WHAT THE TASK ASKS = Every line that contains the word "date" should be copied from the records below.

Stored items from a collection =
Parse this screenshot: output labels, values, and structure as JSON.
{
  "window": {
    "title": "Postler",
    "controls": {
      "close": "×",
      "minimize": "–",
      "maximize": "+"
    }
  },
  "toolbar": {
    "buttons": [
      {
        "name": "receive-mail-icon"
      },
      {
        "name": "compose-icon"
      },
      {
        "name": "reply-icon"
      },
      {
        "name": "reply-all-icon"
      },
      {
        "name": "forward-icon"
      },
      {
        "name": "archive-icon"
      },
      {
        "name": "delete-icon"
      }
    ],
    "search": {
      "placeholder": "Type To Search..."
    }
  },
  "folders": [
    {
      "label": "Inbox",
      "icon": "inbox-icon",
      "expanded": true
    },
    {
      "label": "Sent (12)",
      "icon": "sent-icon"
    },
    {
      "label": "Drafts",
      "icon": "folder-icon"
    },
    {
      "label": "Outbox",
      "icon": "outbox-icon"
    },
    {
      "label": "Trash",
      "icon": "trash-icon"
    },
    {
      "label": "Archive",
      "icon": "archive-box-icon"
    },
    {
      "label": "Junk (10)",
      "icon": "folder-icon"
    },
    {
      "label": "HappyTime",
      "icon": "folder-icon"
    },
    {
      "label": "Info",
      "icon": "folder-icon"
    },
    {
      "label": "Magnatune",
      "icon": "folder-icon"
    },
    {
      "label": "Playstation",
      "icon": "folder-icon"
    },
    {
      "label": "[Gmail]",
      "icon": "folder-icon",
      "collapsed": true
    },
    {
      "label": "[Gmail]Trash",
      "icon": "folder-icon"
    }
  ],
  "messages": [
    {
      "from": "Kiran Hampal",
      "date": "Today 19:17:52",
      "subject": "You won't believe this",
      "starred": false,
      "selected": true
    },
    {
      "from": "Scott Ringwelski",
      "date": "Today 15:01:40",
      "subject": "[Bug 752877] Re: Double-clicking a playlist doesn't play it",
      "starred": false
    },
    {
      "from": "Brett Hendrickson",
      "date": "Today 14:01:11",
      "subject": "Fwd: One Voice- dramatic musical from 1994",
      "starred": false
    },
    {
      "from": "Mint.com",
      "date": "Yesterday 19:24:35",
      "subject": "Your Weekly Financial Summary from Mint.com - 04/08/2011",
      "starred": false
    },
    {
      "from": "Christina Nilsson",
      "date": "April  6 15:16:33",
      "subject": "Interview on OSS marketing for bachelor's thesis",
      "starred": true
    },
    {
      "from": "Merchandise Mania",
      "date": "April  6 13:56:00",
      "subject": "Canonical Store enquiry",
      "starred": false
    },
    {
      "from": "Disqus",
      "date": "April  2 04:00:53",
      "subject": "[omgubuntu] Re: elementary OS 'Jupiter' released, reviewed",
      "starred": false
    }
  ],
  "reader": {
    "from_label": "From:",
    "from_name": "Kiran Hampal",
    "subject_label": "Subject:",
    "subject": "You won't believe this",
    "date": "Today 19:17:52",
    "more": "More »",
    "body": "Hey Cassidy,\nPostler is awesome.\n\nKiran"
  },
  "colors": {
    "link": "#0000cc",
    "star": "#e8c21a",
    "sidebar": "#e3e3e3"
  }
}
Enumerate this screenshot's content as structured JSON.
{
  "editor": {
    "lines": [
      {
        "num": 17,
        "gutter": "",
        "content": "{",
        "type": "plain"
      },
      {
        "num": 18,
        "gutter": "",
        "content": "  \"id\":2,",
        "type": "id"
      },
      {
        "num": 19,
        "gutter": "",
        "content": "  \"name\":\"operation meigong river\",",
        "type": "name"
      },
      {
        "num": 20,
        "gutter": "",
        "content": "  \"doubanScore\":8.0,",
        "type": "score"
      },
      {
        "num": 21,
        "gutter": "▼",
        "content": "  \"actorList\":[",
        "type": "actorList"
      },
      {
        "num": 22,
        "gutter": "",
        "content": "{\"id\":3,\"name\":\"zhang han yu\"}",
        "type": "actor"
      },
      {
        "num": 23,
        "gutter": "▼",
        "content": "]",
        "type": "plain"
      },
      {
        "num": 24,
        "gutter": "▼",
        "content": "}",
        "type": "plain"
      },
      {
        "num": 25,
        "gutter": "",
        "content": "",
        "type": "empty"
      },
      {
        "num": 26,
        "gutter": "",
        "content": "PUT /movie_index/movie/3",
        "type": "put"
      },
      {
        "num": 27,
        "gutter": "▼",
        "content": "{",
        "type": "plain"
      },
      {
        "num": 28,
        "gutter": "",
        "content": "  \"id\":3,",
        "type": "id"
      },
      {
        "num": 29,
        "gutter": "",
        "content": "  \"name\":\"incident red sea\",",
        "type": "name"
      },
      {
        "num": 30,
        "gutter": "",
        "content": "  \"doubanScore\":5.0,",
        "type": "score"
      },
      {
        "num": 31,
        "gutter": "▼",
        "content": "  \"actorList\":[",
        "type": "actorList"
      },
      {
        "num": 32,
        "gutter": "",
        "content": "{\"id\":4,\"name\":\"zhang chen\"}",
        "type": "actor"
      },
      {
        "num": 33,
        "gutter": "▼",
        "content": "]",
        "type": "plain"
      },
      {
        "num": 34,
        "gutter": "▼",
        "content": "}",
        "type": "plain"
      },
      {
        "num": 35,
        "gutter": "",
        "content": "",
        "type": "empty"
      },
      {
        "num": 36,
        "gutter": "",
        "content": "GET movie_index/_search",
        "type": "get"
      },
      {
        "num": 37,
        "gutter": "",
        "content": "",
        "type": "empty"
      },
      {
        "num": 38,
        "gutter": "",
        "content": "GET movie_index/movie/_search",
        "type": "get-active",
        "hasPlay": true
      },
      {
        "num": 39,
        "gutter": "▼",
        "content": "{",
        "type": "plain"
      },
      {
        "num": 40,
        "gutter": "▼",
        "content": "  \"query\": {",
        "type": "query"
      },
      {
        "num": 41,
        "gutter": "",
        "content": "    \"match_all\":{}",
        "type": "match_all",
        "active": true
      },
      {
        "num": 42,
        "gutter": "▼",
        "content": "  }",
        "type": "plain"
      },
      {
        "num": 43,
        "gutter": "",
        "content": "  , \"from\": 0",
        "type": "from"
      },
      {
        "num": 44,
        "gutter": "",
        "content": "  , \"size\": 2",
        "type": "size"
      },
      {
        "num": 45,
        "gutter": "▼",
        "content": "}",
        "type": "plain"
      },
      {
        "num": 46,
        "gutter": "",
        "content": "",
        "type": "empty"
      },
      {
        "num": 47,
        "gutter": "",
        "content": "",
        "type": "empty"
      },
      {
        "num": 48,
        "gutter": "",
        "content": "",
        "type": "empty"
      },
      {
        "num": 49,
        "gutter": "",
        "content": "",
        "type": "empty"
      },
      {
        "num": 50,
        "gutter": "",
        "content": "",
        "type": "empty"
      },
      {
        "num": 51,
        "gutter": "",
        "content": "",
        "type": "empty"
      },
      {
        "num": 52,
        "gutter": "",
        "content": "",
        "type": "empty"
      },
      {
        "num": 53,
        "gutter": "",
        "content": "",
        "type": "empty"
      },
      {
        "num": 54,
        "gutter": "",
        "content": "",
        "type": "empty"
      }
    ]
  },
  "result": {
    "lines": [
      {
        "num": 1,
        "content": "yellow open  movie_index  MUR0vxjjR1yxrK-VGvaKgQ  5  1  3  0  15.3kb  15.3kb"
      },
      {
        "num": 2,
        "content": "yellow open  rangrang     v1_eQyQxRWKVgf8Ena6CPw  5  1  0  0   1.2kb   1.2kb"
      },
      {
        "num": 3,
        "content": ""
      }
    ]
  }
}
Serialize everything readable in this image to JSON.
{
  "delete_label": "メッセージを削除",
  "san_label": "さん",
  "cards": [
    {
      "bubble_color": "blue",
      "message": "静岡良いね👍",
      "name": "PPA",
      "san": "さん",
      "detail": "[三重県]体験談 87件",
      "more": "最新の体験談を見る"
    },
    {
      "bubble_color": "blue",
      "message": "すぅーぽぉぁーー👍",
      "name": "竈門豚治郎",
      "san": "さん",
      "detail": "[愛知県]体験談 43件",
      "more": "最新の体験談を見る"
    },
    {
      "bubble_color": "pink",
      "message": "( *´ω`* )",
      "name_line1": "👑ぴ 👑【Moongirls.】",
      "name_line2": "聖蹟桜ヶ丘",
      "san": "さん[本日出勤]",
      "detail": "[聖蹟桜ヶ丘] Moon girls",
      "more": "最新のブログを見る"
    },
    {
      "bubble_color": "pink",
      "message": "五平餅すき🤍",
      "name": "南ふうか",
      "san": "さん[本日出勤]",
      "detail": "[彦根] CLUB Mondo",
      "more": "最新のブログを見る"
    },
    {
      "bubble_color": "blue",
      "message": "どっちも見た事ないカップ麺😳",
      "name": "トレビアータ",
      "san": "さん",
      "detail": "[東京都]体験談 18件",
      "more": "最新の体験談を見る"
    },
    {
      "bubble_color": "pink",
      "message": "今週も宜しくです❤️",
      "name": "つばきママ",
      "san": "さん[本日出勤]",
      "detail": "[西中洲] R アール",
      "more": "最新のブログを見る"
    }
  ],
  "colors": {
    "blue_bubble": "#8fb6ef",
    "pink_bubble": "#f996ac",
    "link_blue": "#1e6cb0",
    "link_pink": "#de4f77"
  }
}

RESPONSE TO THIS EXERCISE =
      "date": "Today 19:17:52",
      "date": "Today 15:01:40",
      "date": "Today 14:01:11",
      "date": "Yesterday 19:24:35",
      "date": "April  6 15:16:33",
      "date": "April  6 13:56:00",
      "date": "April  2 04:00:53",
    "date": "Today 19:17:52",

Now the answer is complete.